#### ACTION ITEM
Find the lines of the records in which the word "states" appears and report how many there are, as a number alone.

(Data records for software interfaces)
==*==

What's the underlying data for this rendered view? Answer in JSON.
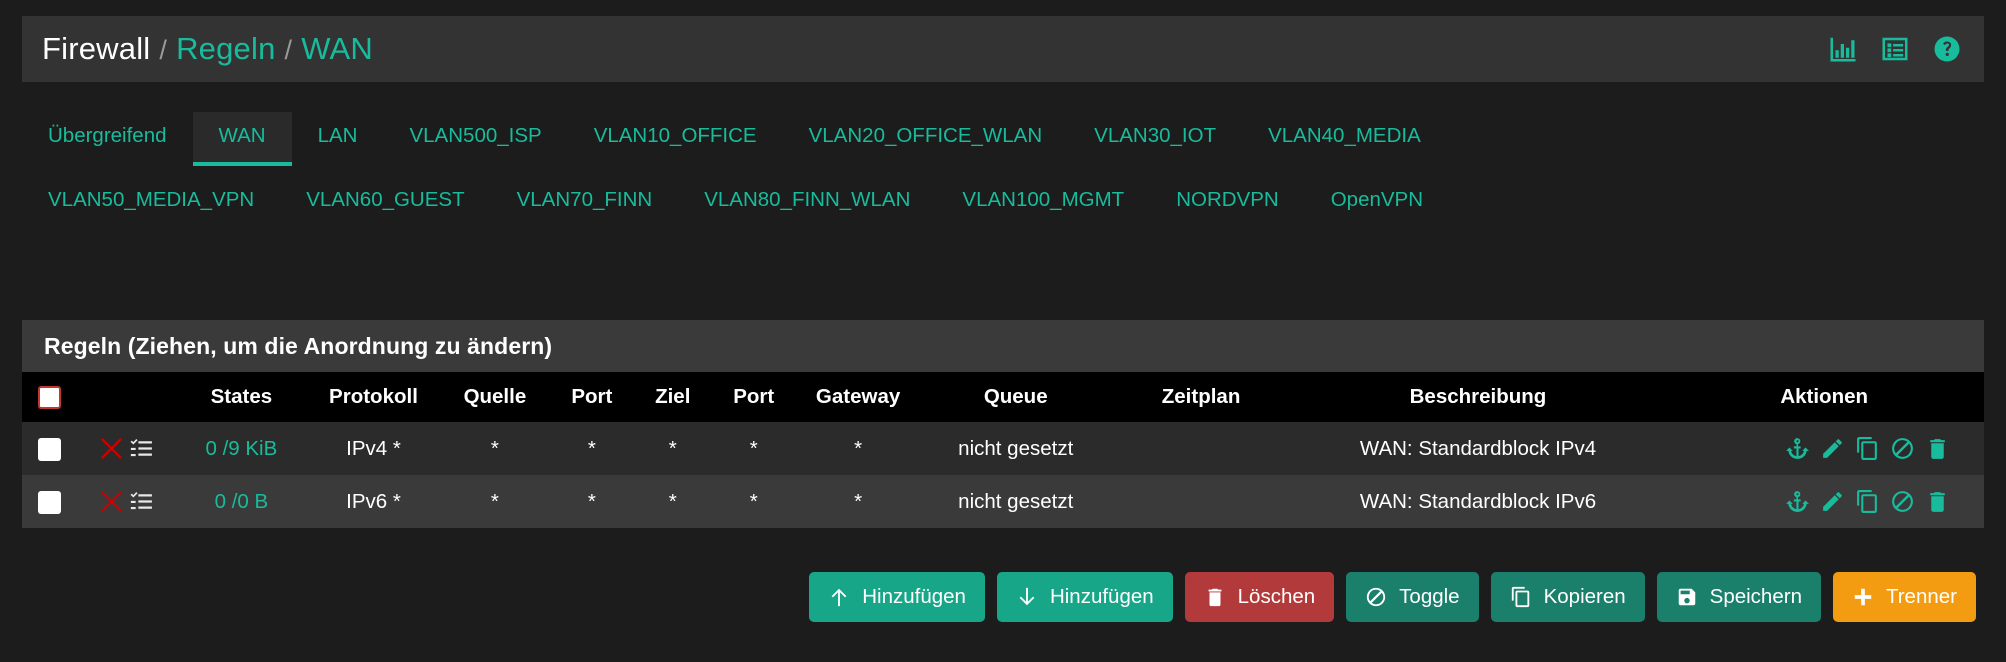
{
  "header": {
    "breadcrumb": {
      "root": "Firewall",
      "sep": "/",
      "section": "Regeln",
      "current": "WAN"
    },
    "icons": [
      {
        "name": "chart-bar-icon",
        "label": "Statistik"
      },
      {
        "name": "table-list-icon",
        "label": "Tabelle"
      },
      {
        "name": "help-circle-icon",
        "label": "Hilfe"
      }
    ]
  },
  "tabs": {
    "active": "WAN",
    "row1": [
      "Übergreifend",
      "WAN",
      "LAN",
      "VLAN500_ISP",
      "VLAN10_OFFICE",
      "VLAN20_OFFICE_WLAN",
      "VLAN30_IOT",
      "VLAN40_MEDIA"
    ],
    "row2": [
      "VLAN50_MEDIA_VPN",
      "VLAN60_GUEST",
      "VLAN70_FINN",
      "VLAN80_FINN_WLAN",
      "VLAN100_MGMT",
      "NORDVPN",
      "OpenVPN"
    ]
  },
  "panel": {
    "heading": "Regeln (Ziehen, um die Anordnung zu ändern)",
    "columns": {
      "checkbox": "",
      "icons": "",
      "states": "States",
      "protocol": "Protokoll",
      "source": "Quelle",
      "source_port": "Port",
      "destination": "Ziel",
      "destination_port": "Port",
      "gateway": "Gateway",
      "queue": "Queue",
      "schedule": "Zeitplan",
      "description": "Beschreibung",
      "actions": "Aktionen"
    },
    "rows": [
      {
        "states": "0 /9 KiB",
        "protocol": "IPv4 *",
        "source": "*",
        "source_port": "*",
        "destination": "*",
        "destination_port": "*",
        "gateway": "*",
        "queue": "nicht gesetzt",
        "schedule": "",
        "description": "WAN: Standardblock IPv4",
        "status_icons": [
          "block-x-icon",
          "states-list-icon"
        ],
        "action_icons": [
          "anchor-icon",
          "edit-pencil-icon",
          "copy-icon",
          "disable-ban-icon",
          "delete-trash-icon"
        ]
      },
      {
        "states": "0 /0 B",
        "protocol": "IPv6 *",
        "source": "*",
        "source_port": "*",
        "destination": "*",
        "destination_port": "*",
        "gateway": "*",
        "queue": "nicht gesetzt",
        "schedule": "",
        "description": "WAN: Standardblock IPv6",
        "status_icons": [
          "block-x-icon",
          "states-list-icon"
        ],
        "action_icons": [
          "anchor-icon",
          "edit-pencil-icon",
          "copy-icon",
          "disable-ban-icon",
          "delete-trash-icon"
        ]
      }
    ]
  },
  "buttons": [
    {
      "label": "Hinzufügen",
      "icon": "arrow-up-icon",
      "style": "teal"
    },
    {
      "label": "Hinzufügen",
      "icon": "arrow-down-icon",
      "style": "teal"
    },
    {
      "label": "Löschen",
      "icon": "trash-icon",
      "style": "red"
    },
    {
      "label": "Toggle",
      "icon": "ban-icon",
      "style": "teal-dark"
    },
    {
      "label": "Kopieren",
      "icon": "copy-icon",
      "style": "teal-dark"
    },
    {
      "label": "Speichern",
      "icon": "save-icon",
      "style": "teal-dark"
    },
    {
      "label": "Trenner",
      "icon": "plus-icon",
      "style": "orange"
    }
  ],
  "colors": {
    "accent_teal": "#18bc9c",
    "button_teal": "#18a689",
    "button_teal_dark": "#1a7f6b",
    "danger_red": "#b33a3a",
    "block_red": "#cc0000",
    "orange": "#f39c12",
    "page_bg": "#1c1c1c",
    "header_bg": "#333333",
    "panel_heading_bg": "#3a3a3a",
    "table_header_bg": "#000000",
    "row_odd_bg": "#2b2b2b",
    "row_even_bg": "#3a3a3a"
  }
}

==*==

#### RESPONSE BELOW
5